Both parents bring food to nestlings. Young leave the nest about 14-16 days after hatching.
Forages mostly by watching from a perch, flying out to catch insects, then returning to perch to eat them. May take insects in mid-air, or may pick them from foliage or from ground while hovering; very agile and maneuverable in flight.
Insects. Feeds mostly on insects, including many grasshoppers, also beetles, wasps, bees, true bugs, flies, caterpillars, moths, and others. Also eats some spiders. Small numbers of berries and wild fruits are eaten occasionally.
Male has spectacular courtship display, sharply rising and descending in flight, its long tail streamers opening and closing, while the bird gives sharp calls. May perform backwards somersaults in the air. Nest site is usually in a tree or tall shrub, placed on a horizontal limb or less often in a vertical fork, usually 7-30' above the ground.

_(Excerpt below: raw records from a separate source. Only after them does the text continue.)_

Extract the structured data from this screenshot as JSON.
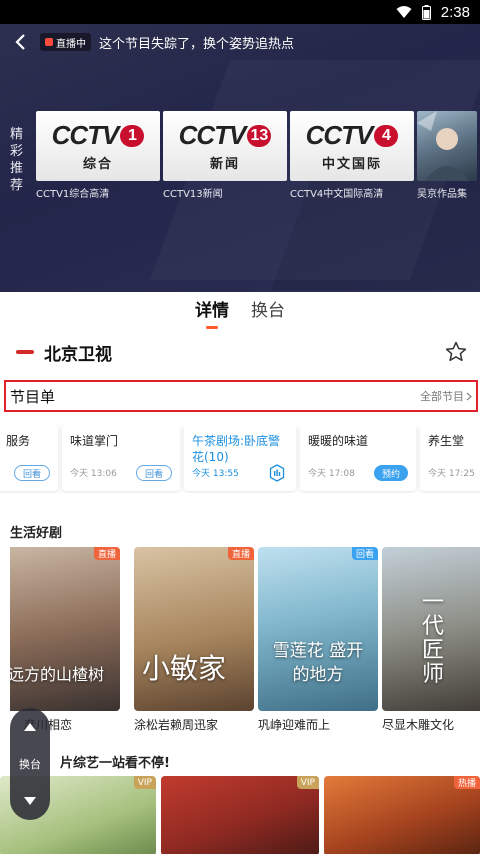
{
  "status_bar": {
    "time": "2:38"
  },
  "player": {
    "live_badge": "直播中",
    "message": "这个节目失踪了，换个姿势追热点"
  },
  "recommend": {
    "title": "精彩推荐",
    "items": [
      {
        "logo_word": "CCTV",
        "logo_num": "1",
        "logo_sub": "综合",
        "label": "CCTV1综合高清"
      },
      {
        "logo_word": "CCTV",
        "logo_num": "13",
        "logo_sub": "新闻",
        "label": "CCTV13新闻"
      },
      {
        "logo_word": "CCTV",
        "logo_num": "4",
        "logo_sub": "中文国际",
        "label": "CCTV4中文国际高清"
      },
      {
        "label": "吴京作品集"
      }
    ]
  },
  "tabs": [
    {
      "label": "详情",
      "active": true
    },
    {
      "label": "换台",
      "active": false
    }
  ],
  "channel": {
    "name": "北京卫视"
  },
  "schedule": {
    "title": "节目单",
    "all_label": "全部节目",
    "programs": [
      {
        "name": "服务",
        "time": "",
        "button": "回看"
      },
      {
        "name": "味道掌门",
        "time": "今天 13:06",
        "button": "回看"
      },
      {
        "name": "午茶剧场:卧底警花(10)",
        "time": "今天 13:55",
        "button": "",
        "current": true
      },
      {
        "name": "暖暖的味道",
        "time": "今天 17:08",
        "button": "预约"
      },
      {
        "name": "养生堂",
        "time": "今天 17:25",
        "button": ""
      }
    ]
  },
  "drama_section": {
    "title": "生活好剧",
    "items": [
      {
        "label": "彦川相恋",
        "tag": "直播",
        "calligraphy": "远方的山楂树"
      },
      {
        "label": "涂松岩赖周迅家",
        "tag": "直播",
        "calligraphy": "小敏家"
      },
      {
        "label": "巩峥迎难而上",
        "tag": "回看",
        "calligraphy": "雪莲花 盛开的地方"
      },
      {
        "label": "尽显木雕文化",
        "tag": "",
        "calligraphy": "一代匠师"
      }
    ]
  },
  "variety_section": {
    "title": "片综艺一站看不停!",
    "tags": [
      "VIP",
      "VIP",
      "热播"
    ]
  },
  "switch_float": {
    "label": "换台"
  },
  "colors": {
    "accent": "#ff5a2c",
    "highlight_border": "#e0202a",
    "current_program": "#1a8fe0",
    "tag_live": "#f0643c",
    "tag_replay": "#3aa2ef"
  }
}
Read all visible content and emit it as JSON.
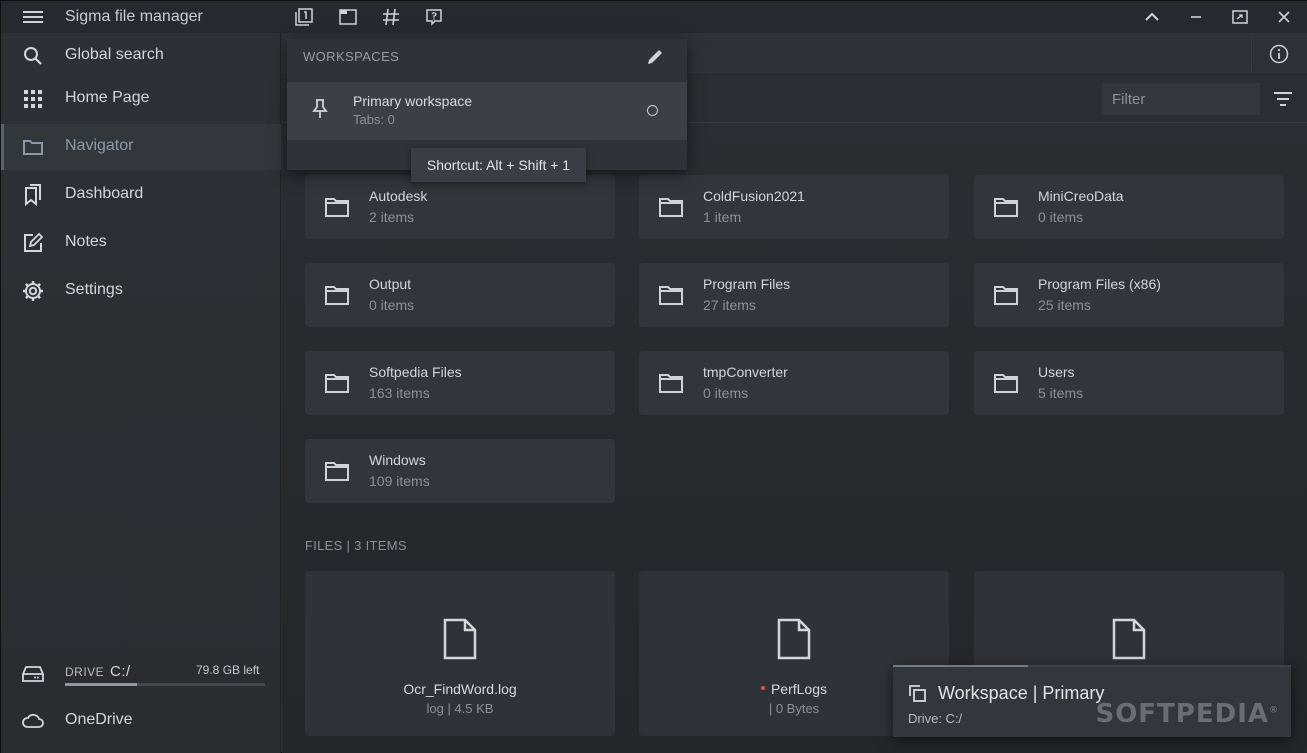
{
  "app": {
    "title": "Sigma file manager"
  },
  "sidebar": {
    "items": [
      {
        "label": "Global search",
        "icon": "search-icon"
      },
      {
        "label": "Home Page",
        "icon": "grid-icon"
      },
      {
        "label": "Navigator",
        "icon": "folder-icon",
        "active": true
      },
      {
        "label": "Dashboard",
        "icon": "bookmarks-icon"
      },
      {
        "label": "Notes",
        "icon": "edit-note-icon"
      },
      {
        "label": "Settings",
        "icon": "gear-icon"
      }
    ],
    "drive": {
      "label": "DRIVE",
      "letter": "C:/",
      "free": "79.8 GB left",
      "used_fraction": 0.36
    },
    "onedrive": {
      "label": "OneDrive"
    }
  },
  "filter": {
    "placeholder": "Filter"
  },
  "workspaces": {
    "header": "WORKSPACES",
    "item": {
      "name": "Primary workspace",
      "tabs": "Tabs: 0"
    },
    "tooltip": "Shortcut: Alt + Shift + 1"
  },
  "directories": [
    {
      "name": "Autodesk",
      "count": "2 items"
    },
    {
      "name": "ColdFusion2021",
      "count": "1 item"
    },
    {
      "name": "MiniCreoData",
      "count": "0 items"
    },
    {
      "name": "Output",
      "count": "0 items"
    },
    {
      "name": "Program Files",
      "count": "27 items"
    },
    {
      "name": "Program Files (x86)",
      "count": "25 items"
    },
    {
      "name": "Softpedia Files",
      "count": "163 items"
    },
    {
      "name": "tmpConverter",
      "count": "0 items"
    },
    {
      "name": "Users",
      "count": "5 items"
    },
    {
      "name": "Windows",
      "count": "109 items"
    }
  ],
  "files": {
    "header": "FILES | 3 ITEMS",
    "items": [
      {
        "name": "Ocr_FindWord.log",
        "meta": "log | 4.5 KB"
      },
      {
        "name": "PerfLogs",
        "meta": "| 0 Bytes"
      },
      {
        "name": "",
        "meta": ""
      }
    ]
  },
  "notification": {
    "title": "Workspace | Primary",
    "subtitle": "Drive: C:/",
    "progress_fraction": 0.34,
    "watermark": "SOFTPEDIA"
  },
  "colors": {
    "accent": "#8d99a6",
    "background": "#2a2d31",
    "card": "#32353a",
    "danger_dot": "#e0534a"
  }
}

Often also places nest where wires attach to utility poles, or on other artificial sites such as towers or bridge supports. Nest (built by female) is a ragged open cup of twigs, weeds, rootlets, and grass, lined with finer materials such as hair and plant down.
Probably increased in some areas as planting of shelterbelt trees provided more nesting sites. Has declined in some areas in recent decades.

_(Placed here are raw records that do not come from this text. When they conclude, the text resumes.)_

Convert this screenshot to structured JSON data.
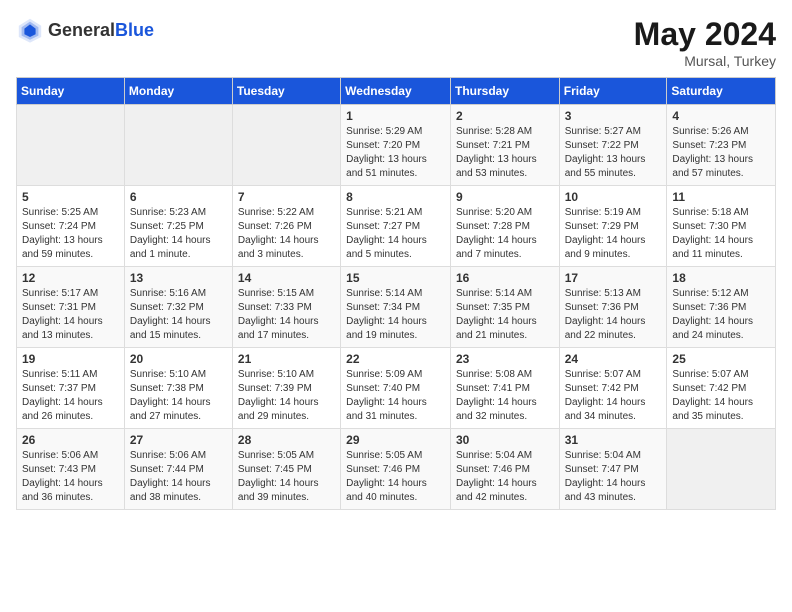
{
  "logo": {
    "text_general": "General",
    "text_blue": "Blue"
  },
  "title": {
    "month_year": "May 2024",
    "location": "Mursal, Turkey"
  },
  "weekdays": [
    "Sunday",
    "Monday",
    "Tuesday",
    "Wednesday",
    "Thursday",
    "Friday",
    "Saturday"
  ],
  "weeks": [
    [
      {
        "day": "",
        "sunrise": "",
        "sunset": "",
        "daylight": ""
      },
      {
        "day": "",
        "sunrise": "",
        "sunset": "",
        "daylight": ""
      },
      {
        "day": "",
        "sunrise": "",
        "sunset": "",
        "daylight": ""
      },
      {
        "day": "1",
        "sunrise": "Sunrise: 5:29 AM",
        "sunset": "Sunset: 7:20 PM",
        "daylight": "Daylight: 13 hours and 51 minutes."
      },
      {
        "day": "2",
        "sunrise": "Sunrise: 5:28 AM",
        "sunset": "Sunset: 7:21 PM",
        "daylight": "Daylight: 13 hours and 53 minutes."
      },
      {
        "day": "3",
        "sunrise": "Sunrise: 5:27 AM",
        "sunset": "Sunset: 7:22 PM",
        "daylight": "Daylight: 13 hours and 55 minutes."
      },
      {
        "day": "4",
        "sunrise": "Sunrise: 5:26 AM",
        "sunset": "Sunset: 7:23 PM",
        "daylight": "Daylight: 13 hours and 57 minutes."
      }
    ],
    [
      {
        "day": "5",
        "sunrise": "Sunrise: 5:25 AM",
        "sunset": "Sunset: 7:24 PM",
        "daylight": "Daylight: 13 hours and 59 minutes."
      },
      {
        "day": "6",
        "sunrise": "Sunrise: 5:23 AM",
        "sunset": "Sunset: 7:25 PM",
        "daylight": "Daylight: 14 hours and 1 minute."
      },
      {
        "day": "7",
        "sunrise": "Sunrise: 5:22 AM",
        "sunset": "Sunset: 7:26 PM",
        "daylight": "Daylight: 14 hours and 3 minutes."
      },
      {
        "day": "8",
        "sunrise": "Sunrise: 5:21 AM",
        "sunset": "Sunset: 7:27 PM",
        "daylight": "Daylight: 14 hours and 5 minutes."
      },
      {
        "day": "9",
        "sunrise": "Sunrise: 5:20 AM",
        "sunset": "Sunset: 7:28 PM",
        "daylight": "Daylight: 14 hours and 7 minutes."
      },
      {
        "day": "10",
        "sunrise": "Sunrise: 5:19 AM",
        "sunset": "Sunset: 7:29 PM",
        "daylight": "Daylight: 14 hours and 9 minutes."
      },
      {
        "day": "11",
        "sunrise": "Sunrise: 5:18 AM",
        "sunset": "Sunset: 7:30 PM",
        "daylight": "Daylight: 14 hours and 11 minutes."
      }
    ],
    [
      {
        "day": "12",
        "sunrise": "Sunrise: 5:17 AM",
        "sunset": "Sunset: 7:31 PM",
        "daylight": "Daylight: 14 hours and 13 minutes."
      },
      {
        "day": "13",
        "sunrise": "Sunrise: 5:16 AM",
        "sunset": "Sunset: 7:32 PM",
        "daylight": "Daylight: 14 hours and 15 minutes."
      },
      {
        "day": "14",
        "sunrise": "Sunrise: 5:15 AM",
        "sunset": "Sunset: 7:33 PM",
        "daylight": "Daylight: 14 hours and 17 minutes."
      },
      {
        "day": "15",
        "sunrise": "Sunrise: 5:14 AM",
        "sunset": "Sunset: 7:34 PM",
        "daylight": "Daylight: 14 hours and 19 minutes."
      },
      {
        "day": "16",
        "sunrise": "Sunrise: 5:14 AM",
        "sunset": "Sunset: 7:35 PM",
        "daylight": "Daylight: 14 hours and 21 minutes."
      },
      {
        "day": "17",
        "sunrise": "Sunrise: 5:13 AM",
        "sunset": "Sunset: 7:36 PM",
        "daylight": "Daylight: 14 hours and 22 minutes."
      },
      {
        "day": "18",
        "sunrise": "Sunrise: 5:12 AM",
        "sunset": "Sunset: 7:36 PM",
        "daylight": "Daylight: 14 hours and 24 minutes."
      }
    ],
    [
      {
        "day": "19",
        "sunrise": "Sunrise: 5:11 AM",
        "sunset": "Sunset: 7:37 PM",
        "daylight": "Daylight: 14 hours and 26 minutes."
      },
      {
        "day": "20",
        "sunrise": "Sunrise: 5:10 AM",
        "sunset": "Sunset: 7:38 PM",
        "daylight": "Daylight: 14 hours and 27 minutes."
      },
      {
        "day": "21",
        "sunrise": "Sunrise: 5:10 AM",
        "sunset": "Sunset: 7:39 PM",
        "daylight": "Daylight: 14 hours and 29 minutes."
      },
      {
        "day": "22",
        "sunrise": "Sunrise: 5:09 AM",
        "sunset": "Sunset: 7:40 PM",
        "daylight": "Daylight: 14 hours and 31 minutes."
      },
      {
        "day": "23",
        "sunrise": "Sunrise: 5:08 AM",
        "sunset": "Sunset: 7:41 PM",
        "daylight": "Daylight: 14 hours and 32 minutes."
      },
      {
        "day": "24",
        "sunrise": "Sunrise: 5:07 AM",
        "sunset": "Sunset: 7:42 PM",
        "daylight": "Daylight: 14 hours and 34 minutes."
      },
      {
        "day": "25",
        "sunrise": "Sunrise: 5:07 AM",
        "sunset": "Sunset: 7:42 PM",
        "daylight": "Daylight: 14 hours and 35 minutes."
      }
    ],
    [
      {
        "day": "26",
        "sunrise": "Sunrise: 5:06 AM",
        "sunset": "Sunset: 7:43 PM",
        "daylight": "Daylight: 14 hours and 36 minutes."
      },
      {
        "day": "27",
        "sunrise": "Sunrise: 5:06 AM",
        "sunset": "Sunset: 7:44 PM",
        "daylight": "Daylight: 14 hours and 38 minutes."
      },
      {
        "day": "28",
        "sunrise": "Sunrise: 5:05 AM",
        "sunset": "Sunset: 7:45 PM",
        "daylight": "Daylight: 14 hours and 39 minutes."
      },
      {
        "day": "29",
        "sunrise": "Sunrise: 5:05 AM",
        "sunset": "Sunset: 7:46 PM",
        "daylight": "Daylight: 14 hours and 40 minutes."
      },
      {
        "day": "30",
        "sunrise": "Sunrise: 5:04 AM",
        "sunset": "Sunset: 7:46 PM",
        "daylight": "Daylight: 14 hours and 42 minutes."
      },
      {
        "day": "31",
        "sunrise": "Sunrise: 5:04 AM",
        "sunset": "Sunset: 7:47 PM",
        "daylight": "Daylight: 14 hours and 43 minutes."
      },
      {
        "day": "",
        "sunrise": "",
        "sunset": "",
        "daylight": ""
      }
    ]
  ]
}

Audubon’s scientists have used 140 million bird observations and sophisticated climate models to project how climate change will affect the range of the Scissor-tailed Flycatcher. Learn even more in our Audubon’s Survival By Degrees project.
Climate Threats Facing the Scissor-tailed Flycatcher
Choose a temperature scenario below to see which threats will affect this species as warming increases. The same climate change-driven threats that put birds at risk will affect other wildlife and people, too.